Muhammad’s uncle Abu Talib was poor and struggled to keep his family fed, thus during his adolescence Muhammad worked as a shepherd. From this occupation he learned to embrace solitude and developed characteristics such as patience, cautiousness, care, leadership and an ability to sense danger. Shepherding was an occupation that all the prophets of God we know of had in common. ‘…The companions asked, “Were you a shepherd?” He replied, “There was no prophet who was not a shepherd.”’
In his teens Muhammad sometimes travelled with Abu Talib, accompanying caravans to trade centres. On at least one occasion, he is said to have travelled as far north as Syria.
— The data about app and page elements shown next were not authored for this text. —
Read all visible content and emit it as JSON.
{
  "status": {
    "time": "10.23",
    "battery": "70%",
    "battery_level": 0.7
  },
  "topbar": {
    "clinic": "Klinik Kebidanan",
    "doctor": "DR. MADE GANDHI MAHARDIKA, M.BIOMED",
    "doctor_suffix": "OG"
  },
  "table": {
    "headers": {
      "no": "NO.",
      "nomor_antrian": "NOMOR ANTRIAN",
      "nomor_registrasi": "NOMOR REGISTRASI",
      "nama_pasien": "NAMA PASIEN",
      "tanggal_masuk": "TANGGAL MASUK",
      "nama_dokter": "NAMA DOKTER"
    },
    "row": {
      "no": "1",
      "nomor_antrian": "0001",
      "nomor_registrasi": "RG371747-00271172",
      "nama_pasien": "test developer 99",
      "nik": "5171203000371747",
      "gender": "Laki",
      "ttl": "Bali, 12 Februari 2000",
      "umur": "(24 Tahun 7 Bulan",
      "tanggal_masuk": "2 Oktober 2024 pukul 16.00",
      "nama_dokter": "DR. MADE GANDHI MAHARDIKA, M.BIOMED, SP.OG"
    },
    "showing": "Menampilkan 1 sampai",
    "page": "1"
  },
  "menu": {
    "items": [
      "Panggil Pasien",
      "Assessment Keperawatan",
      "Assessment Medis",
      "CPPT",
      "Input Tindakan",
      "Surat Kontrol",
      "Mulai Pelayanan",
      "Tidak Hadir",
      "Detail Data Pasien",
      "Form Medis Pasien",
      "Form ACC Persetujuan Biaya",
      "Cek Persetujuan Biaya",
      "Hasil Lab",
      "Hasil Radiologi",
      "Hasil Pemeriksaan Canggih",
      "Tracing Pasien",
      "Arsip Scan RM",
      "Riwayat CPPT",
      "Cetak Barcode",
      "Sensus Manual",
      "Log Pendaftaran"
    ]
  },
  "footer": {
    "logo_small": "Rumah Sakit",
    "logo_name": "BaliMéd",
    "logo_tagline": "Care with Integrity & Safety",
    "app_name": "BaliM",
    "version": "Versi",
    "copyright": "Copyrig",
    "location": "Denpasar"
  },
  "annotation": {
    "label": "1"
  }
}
Older merchants recognized his character and nicknamed him Al-Amin, the one you can trust. Even in his youth he was known as truthful and trustworthy. One story that is accepted by most Islamic scholars and historians is the account of one of Prophet Muhammad’s trips to Syria.
The story goes that the monk Bahira foretold the coming Prophethood and counselled Abu Talib to “guard his nephew carefully”. According to biographer Ibn Ishaq, as the caravan in which Prophet Muhammad was travelling approached the edge of town, Bahira could see a cloud that appeared to be shading and following a young man. When the caravan halted under the shadow of some trees, Bahira “looked at the cloud when it over-shadowed the tree, and its branches were bending and drooping over the apostle of God until he was in the shadow beneath it.” After Bahira witnessed this he observed Muhammad closely and asked him many questions concerning a number of Christian prophecies he had read and heard about.
The young Muhammad was distinguished among his people for his modesty, virtuous behaviour and graceful manners, thus it was no surprise for his companions to see him, even as a youth many years before Prophethood, shun superstitious practices and keep away from drinking alcohol, eating meat slaughtered on stone altars or attending idolatrous festivals. By the time he reached adulthood Muhammad was thought of as the most reliable and trustworthy member of the Meccan community. Even those who concerned themselves with petty tribal squabbles acknowledged Muhammad’s honesty and integrity.
Muhammad’s virtues and good moral character was established from a young age, and God continued to support and guide him. When he was 40 years old Muhammad was given the means to change the world, the means to benefit the whole of humanity.
In the following article we will look at how Muhammad’s life changed after Prophethood and conclude that it is unreasonable to give credence to those who claim that Muhammad was a false Prophet. He did not claim Prophethood to attain comfort, wealth, greatness, glory or power.
 Saheeh Al-Bukhari